[Data about app and page elements]
- Opening Delimiter -

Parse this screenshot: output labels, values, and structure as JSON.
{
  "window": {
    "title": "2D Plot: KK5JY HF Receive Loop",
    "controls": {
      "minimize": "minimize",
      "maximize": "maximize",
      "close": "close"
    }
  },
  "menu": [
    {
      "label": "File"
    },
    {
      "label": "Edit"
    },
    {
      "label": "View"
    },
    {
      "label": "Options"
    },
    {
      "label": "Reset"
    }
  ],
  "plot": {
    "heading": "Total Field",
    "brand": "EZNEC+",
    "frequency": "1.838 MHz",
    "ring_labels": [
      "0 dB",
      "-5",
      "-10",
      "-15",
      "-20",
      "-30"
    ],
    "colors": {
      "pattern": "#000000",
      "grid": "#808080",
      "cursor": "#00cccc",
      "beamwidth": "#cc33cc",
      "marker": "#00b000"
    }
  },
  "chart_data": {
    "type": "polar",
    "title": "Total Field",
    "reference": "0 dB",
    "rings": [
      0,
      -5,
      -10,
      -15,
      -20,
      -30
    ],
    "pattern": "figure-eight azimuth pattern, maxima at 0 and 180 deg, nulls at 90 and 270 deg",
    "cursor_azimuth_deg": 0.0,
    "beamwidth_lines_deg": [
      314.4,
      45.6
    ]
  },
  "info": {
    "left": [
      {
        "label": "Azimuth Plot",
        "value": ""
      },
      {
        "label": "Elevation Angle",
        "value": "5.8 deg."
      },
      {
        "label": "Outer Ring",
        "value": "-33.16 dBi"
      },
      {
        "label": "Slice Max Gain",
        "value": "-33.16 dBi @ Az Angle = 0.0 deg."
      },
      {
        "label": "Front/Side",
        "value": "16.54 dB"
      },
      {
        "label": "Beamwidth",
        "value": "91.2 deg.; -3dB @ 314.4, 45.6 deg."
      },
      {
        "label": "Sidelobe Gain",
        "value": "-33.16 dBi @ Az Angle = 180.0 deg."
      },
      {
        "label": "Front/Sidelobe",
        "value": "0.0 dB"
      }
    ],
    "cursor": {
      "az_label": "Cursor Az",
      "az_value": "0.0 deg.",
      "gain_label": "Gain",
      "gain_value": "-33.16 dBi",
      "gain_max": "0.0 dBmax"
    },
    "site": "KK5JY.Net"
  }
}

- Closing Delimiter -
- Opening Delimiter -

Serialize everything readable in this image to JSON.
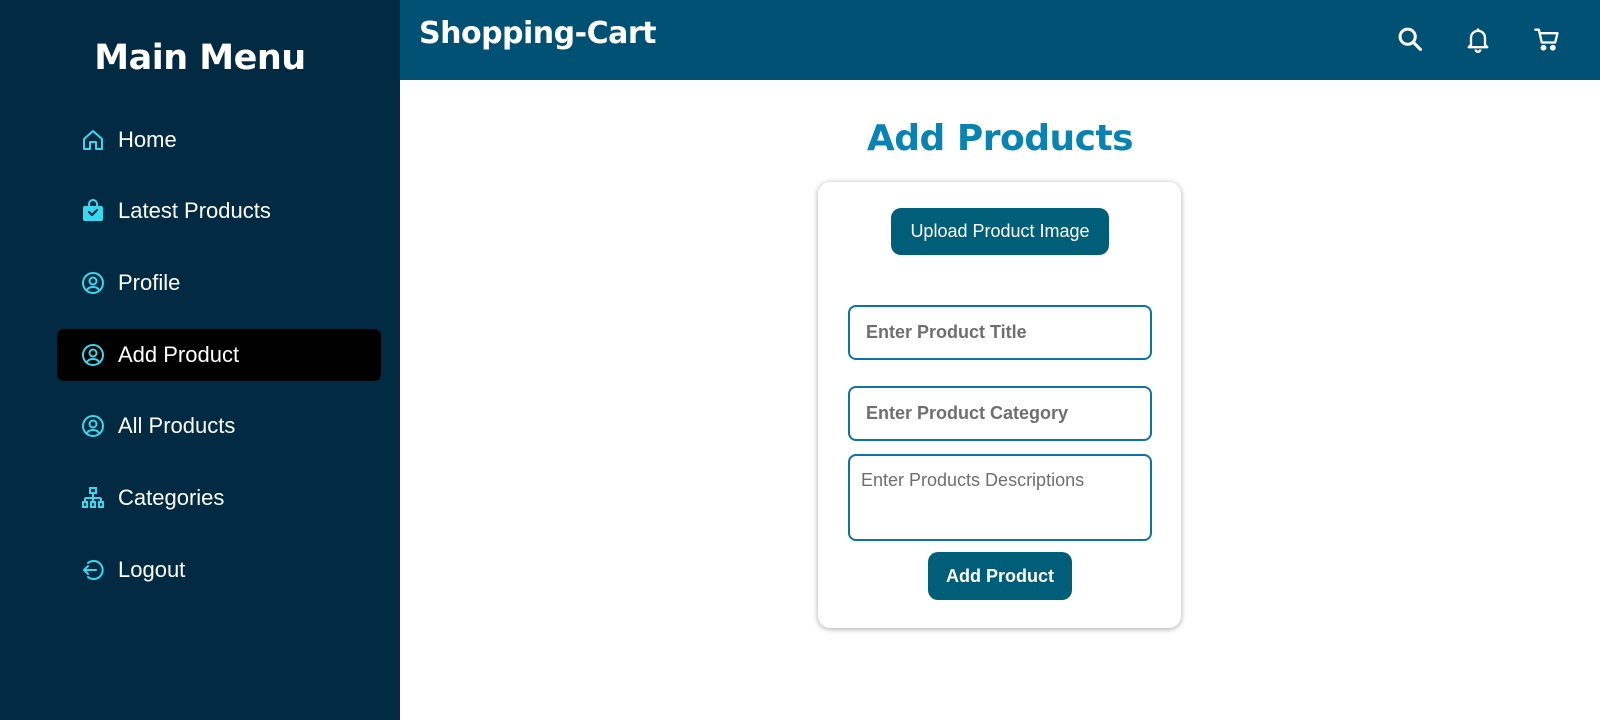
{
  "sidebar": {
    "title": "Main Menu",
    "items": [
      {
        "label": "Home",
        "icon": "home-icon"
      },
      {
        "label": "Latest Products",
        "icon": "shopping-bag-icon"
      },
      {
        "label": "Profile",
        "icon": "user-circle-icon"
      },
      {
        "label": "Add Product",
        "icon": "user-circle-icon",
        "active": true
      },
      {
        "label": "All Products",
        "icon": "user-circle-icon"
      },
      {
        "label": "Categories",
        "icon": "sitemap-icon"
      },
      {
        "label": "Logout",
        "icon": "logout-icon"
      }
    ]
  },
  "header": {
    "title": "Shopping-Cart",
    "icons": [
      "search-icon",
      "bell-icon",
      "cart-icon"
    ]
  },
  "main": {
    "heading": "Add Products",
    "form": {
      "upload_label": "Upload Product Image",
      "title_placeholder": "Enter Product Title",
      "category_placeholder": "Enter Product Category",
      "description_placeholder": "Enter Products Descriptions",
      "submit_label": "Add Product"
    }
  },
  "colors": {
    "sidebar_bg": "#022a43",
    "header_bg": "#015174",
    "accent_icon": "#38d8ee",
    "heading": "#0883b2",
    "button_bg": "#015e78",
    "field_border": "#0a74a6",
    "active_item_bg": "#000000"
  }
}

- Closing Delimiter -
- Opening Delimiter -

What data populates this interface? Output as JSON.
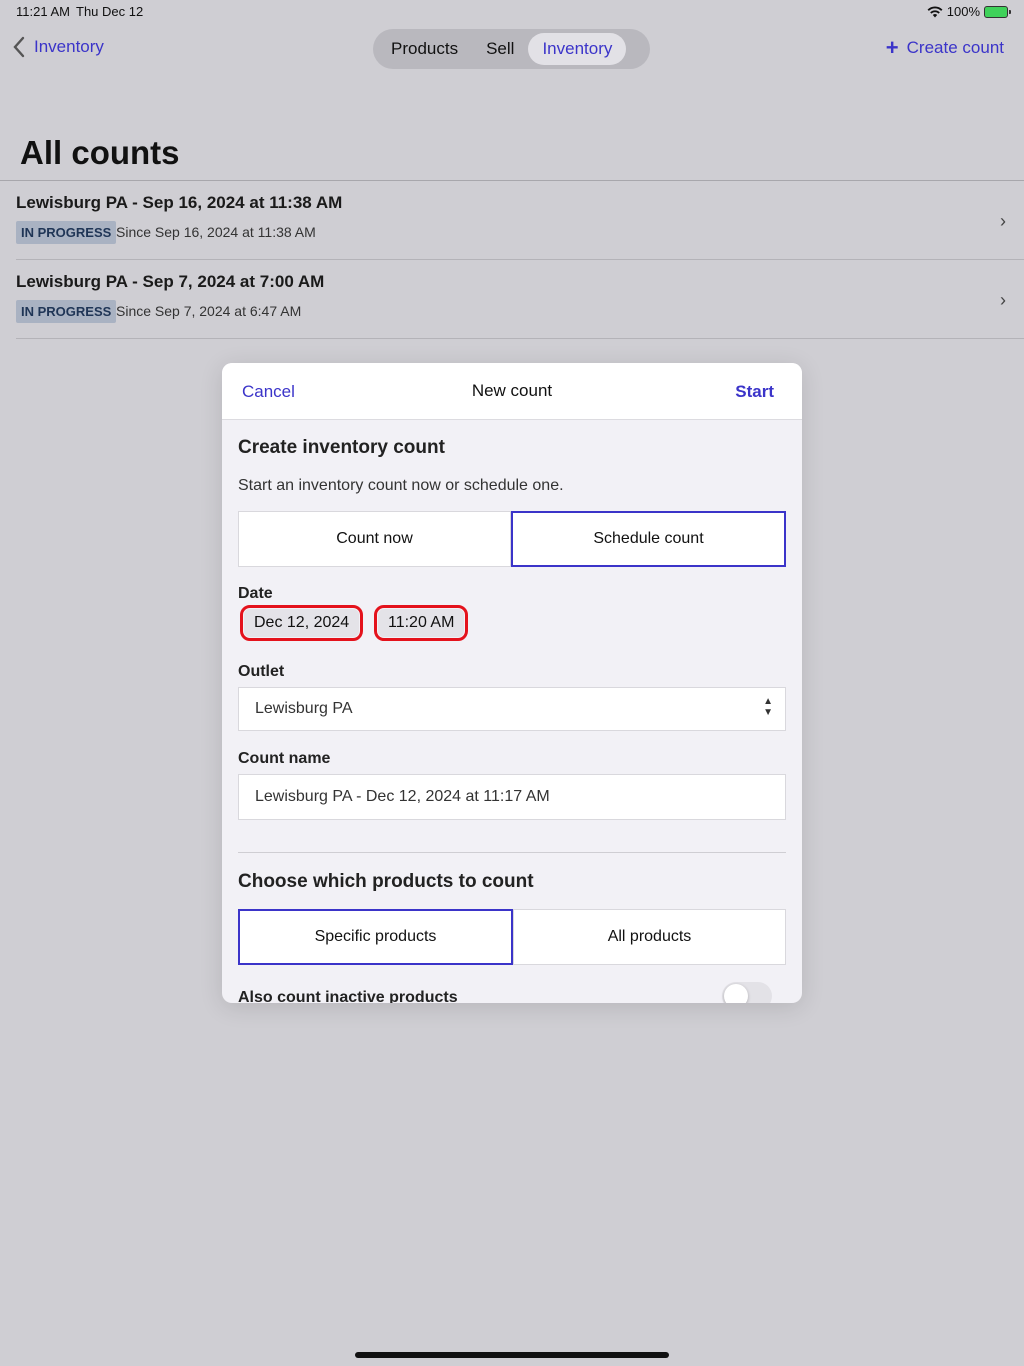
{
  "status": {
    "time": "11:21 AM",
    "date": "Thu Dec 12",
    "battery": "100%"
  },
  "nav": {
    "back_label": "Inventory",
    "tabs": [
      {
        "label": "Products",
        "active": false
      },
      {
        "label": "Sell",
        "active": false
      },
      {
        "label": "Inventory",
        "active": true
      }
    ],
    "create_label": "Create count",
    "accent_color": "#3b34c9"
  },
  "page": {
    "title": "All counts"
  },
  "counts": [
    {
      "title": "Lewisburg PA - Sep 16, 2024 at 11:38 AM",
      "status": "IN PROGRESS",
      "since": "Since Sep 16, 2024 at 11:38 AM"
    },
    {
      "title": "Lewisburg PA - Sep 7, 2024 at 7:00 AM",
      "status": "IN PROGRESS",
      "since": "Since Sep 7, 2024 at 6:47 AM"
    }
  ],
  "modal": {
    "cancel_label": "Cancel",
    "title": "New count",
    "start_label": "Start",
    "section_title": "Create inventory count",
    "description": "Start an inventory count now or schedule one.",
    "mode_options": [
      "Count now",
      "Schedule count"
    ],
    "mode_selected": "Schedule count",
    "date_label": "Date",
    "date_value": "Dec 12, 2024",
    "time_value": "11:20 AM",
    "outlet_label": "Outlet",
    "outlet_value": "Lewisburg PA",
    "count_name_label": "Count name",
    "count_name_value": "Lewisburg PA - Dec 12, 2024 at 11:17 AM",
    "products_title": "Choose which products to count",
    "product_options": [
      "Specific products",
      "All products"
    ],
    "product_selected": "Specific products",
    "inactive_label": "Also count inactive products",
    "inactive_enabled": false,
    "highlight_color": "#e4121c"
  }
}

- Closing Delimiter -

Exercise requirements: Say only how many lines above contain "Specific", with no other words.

Answer for this exercise: 2